Assigned task = Would you retype the whole listing exactly, leaving its pictures out?
=== The input ===
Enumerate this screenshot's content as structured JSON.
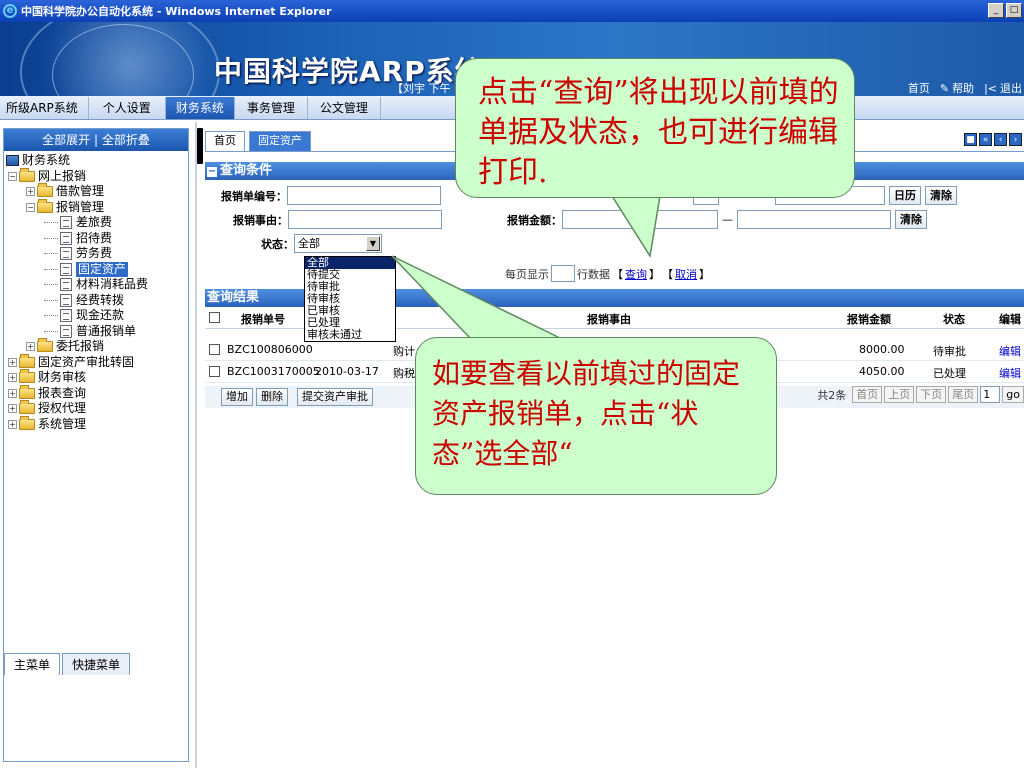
{
  "window": {
    "title": "中国科学院办公自动化系统",
    "title_suffix": " - Windows Internet Explorer",
    "buttons": [
      "_",
      "□"
    ]
  },
  "banner": {
    "app_title": "中国科学院ARP系统",
    "user_info": "【刘宇 下午"
  },
  "top_links": {
    "home": "首页",
    "help": "帮助",
    "logout": "退出"
  },
  "menubar": {
    "items": [
      "所级ARP系统",
      "个人设置",
      "财务系统",
      "事务管理",
      "公文管理"
    ],
    "active_index": 2
  },
  "sidebar": {
    "expand_all": "全部展开",
    "collapse_all": "全部折叠",
    "tree": [
      {
        "label": "财务系统",
        "level": 0,
        "icon": "computer"
      },
      {
        "label": "网上报销",
        "level": 1,
        "icon": "folder",
        "expander": "-"
      },
      {
        "label": "借款管理",
        "level": 2,
        "icon": "folder",
        "expander": "+"
      },
      {
        "label": "报销管理",
        "level": 2,
        "icon": "folder",
        "expander": "-"
      },
      {
        "label": "差旅费",
        "level": 3,
        "icon": "page"
      },
      {
        "label": "招待费",
        "level": 3,
        "icon": "page"
      },
      {
        "label": "劳务费",
        "level": 3,
        "icon": "page"
      },
      {
        "label": "固定资产",
        "level": 3,
        "icon": "page",
        "selected": true
      },
      {
        "label": "材料消耗品费",
        "level": 3,
        "icon": "page"
      },
      {
        "label": "经费转拨",
        "level": 3,
        "icon": "page"
      },
      {
        "label": "现金还款",
        "level": 3,
        "icon": "page"
      },
      {
        "label": "普通报销单",
        "level": 3,
        "icon": "page"
      },
      {
        "label": "委托报销",
        "level": 2,
        "icon": "folder",
        "expander": "+"
      },
      {
        "label": "固定资产审批转固",
        "level": 1,
        "icon": "folder",
        "expander": "+"
      },
      {
        "label": "财务审核",
        "level": 1,
        "icon": "folder",
        "expander": "+"
      },
      {
        "label": "报表查询",
        "level": 1,
        "icon": "folder",
        "expander": "+"
      },
      {
        "label": "授权代理",
        "level": 1,
        "icon": "folder",
        "expander": "+"
      },
      {
        "label": "系统管理",
        "level": 1,
        "icon": "folder",
        "expander": "+"
      }
    ],
    "bottom_tabs": [
      "主菜单",
      "快捷菜单"
    ]
  },
  "content_tabs": [
    "首页",
    "固定资产"
  ],
  "query": {
    "section_title": "查询条件",
    "doc_no_label": "报销单编号：",
    "reason_label": "报销事由：",
    "amount_label": "报销金额：",
    "status_label": "状态：",
    "status_value": "全部",
    "status_options": [
      "全部",
      "待提交",
      "待审批",
      "待审核",
      "已审核",
      "已处理",
      "审核未通过"
    ],
    "calendar_btn": "日历",
    "clear_btn": "清除",
    "range_sep": "—",
    "pager_prefix": "每页显示",
    "pager_suffix": "行数据",
    "query_link": "查询",
    "cancel_link": "取消",
    "bracket_open": "【",
    "bracket_close": "】"
  },
  "results": {
    "section_title": "查询结果",
    "columns": {
      "doc_no": "报销单号",
      "reason": "报销事由",
      "amount": "报销金额",
      "status": "状态",
      "edit": "编辑"
    },
    "rows": [
      {
        "doc_no": "BZC100806000",
        "date": "",
        "reason": "购计",
        "amount": "8000.00",
        "status": "待审批",
        "edit": "编辑"
      },
      {
        "doc_no": "BZC1003170005",
        "date": "2010-03-17",
        "reason": "购税",
        "amount": "4050.00",
        "status": "已处理",
        "edit": "编辑"
      }
    ],
    "actions": [
      "增加",
      "删除",
      "提交资产审批"
    ],
    "total": "共2条",
    "pager_buttons": [
      "首页",
      "上页",
      "下页",
      "尾页"
    ],
    "page_value": "1",
    "go": "go"
  },
  "callouts": {
    "top": "点击“查询”将出现以前填的单据及状态，也可进行编辑打印.",
    "bottom": "如要查看以前填过的固定资产报销单，点击“状态”选全部“"
  },
  "colors": {
    "callout_bg": "#ccffcc",
    "callout_text": "#cc0000",
    "menu_active": "#2e6bc8",
    "section_head": "#2b62bc"
  }
}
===
Result of the task =
Enumerate this screenshot's content as structured JSON.
{
  "window": {
    "title": "中国科学院办公自动化系统",
    "title_suffix": " - Windows Internet Explorer",
    "buttons": [
      "_",
      "□"
    ]
  },
  "banner": {
    "app_title": "中国科学院ARP系统",
    "user_info": "【刘宇 下午"
  },
  "top_links": {
    "home": "首页",
    "help": "帮助",
    "logout": "退出"
  },
  "menubar": {
    "items": [
      "所级ARP系统",
      "个人设置",
      "财务系统",
      "事务管理",
      "公文管理"
    ],
    "active_index": 2
  },
  "sidebar": {
    "expand_all": "全部展开",
    "collapse_all": "全部折叠",
    "tree": [
      {
        "label": "财务系统",
        "level": 0,
        "icon": "computer"
      },
      {
        "label": "网上报销",
        "level": 1,
        "icon": "folder",
        "expander": "-"
      },
      {
        "label": "借款管理",
        "level": 2,
        "icon": "folder",
        "expander": "+"
      },
      {
        "label": "报销管理",
        "level": 2,
        "icon": "folder",
        "expander": "-"
      },
      {
        "label": "差旅费",
        "level": 3,
        "icon": "page"
      },
      {
        "label": "招待费",
        "level": 3,
        "icon": "page"
      },
      {
        "label": "劳务费",
        "level": 3,
        "icon": "page"
      },
      {
        "label": "固定资产",
        "level": 3,
        "icon": "page",
        "selected": true
      },
      {
        "label": "材料消耗品费",
        "level": 3,
        "icon": "page"
      },
      {
        "label": "经费转拨",
        "level": 3,
        "icon": "page"
      },
      {
        "label": "现金还款",
        "level": 3,
        "icon": "page"
      },
      {
        "label": "普通报销单",
        "level": 3,
        "icon": "page"
      },
      {
        "label": "委托报销",
        "level": 2,
        "icon": "folder",
        "expander": "+"
      },
      {
        "label": "固定资产审批转固",
        "level": 1,
        "icon": "folder",
        "expander": "+"
      },
      {
        "label": "财务审核",
        "level": 1,
        "icon": "folder",
        "expander": "+"
      },
      {
        "label": "报表查询",
        "level": 1,
        "icon": "folder",
        "expander": "+"
      },
      {
        "label": "授权代理",
        "level": 1,
        "icon": "folder",
        "expander": "+"
      },
      {
        "label": "系统管理",
        "level": 1,
        "icon": "folder",
        "expander": "+"
      }
    ],
    "bottom_tabs": [
      "主菜单",
      "快捷菜单"
    ]
  },
  "content_tabs": [
    "首页",
    "固定资产"
  ],
  "query": {
    "section_title": "查询条件",
    "doc_no_label": "报销单编号：",
    "reason_label": "报销事由：",
    "amount_label": "报销金额：",
    "status_label": "状态：",
    "status_value": "全部",
    "status_options": [
      "全部",
      "待提交",
      "待审批",
      "待审核",
      "已审核",
      "已处理",
      "审核未通过"
    ],
    "calendar_btn": "日历",
    "clear_btn": "清除",
    "range_sep": "—",
    "pager_prefix": "每页显示",
    "pager_suffix": "行数据",
    "query_link": "查询",
    "cancel_link": "取消",
    "bracket_open": "【",
    "bracket_close": "】"
  },
  "results": {
    "section_title": "查询结果",
    "columns": {
      "doc_no": "报销单号",
      "reason": "报销事由",
      "amount": "报销金额",
      "status": "状态",
      "edit": "编辑"
    },
    "rows": [
      {
        "doc_no": "BZC100806000",
        "date": "",
        "reason": "购计",
        "amount": "8000.00",
        "status": "待审批",
        "edit": "编辑"
      },
      {
        "doc_no": "BZC1003170005",
        "date": "2010-03-17",
        "reason": "购税",
        "amount": "4050.00",
        "status": "已处理",
        "edit": "编辑"
      }
    ],
    "actions": [
      "增加",
      "删除",
      "提交资产审批"
    ],
    "total": "共2条",
    "pager_buttons": [
      "首页",
      "上页",
      "下页",
      "尾页"
    ],
    "page_value": "1",
    "go": "go"
  },
  "callouts": {
    "top": "点击“查询”将出现以前填的单据及状态，也可进行编辑打印.",
    "bottom": "如要查看以前填过的固定资产报销单，点击“状态”选全部“"
  },
  "colors": {
    "callout_bg": "#ccffcc",
    "callout_text": "#cc0000",
    "menu_active": "#2e6bc8",
    "section_head": "#2b62bc"
  }
}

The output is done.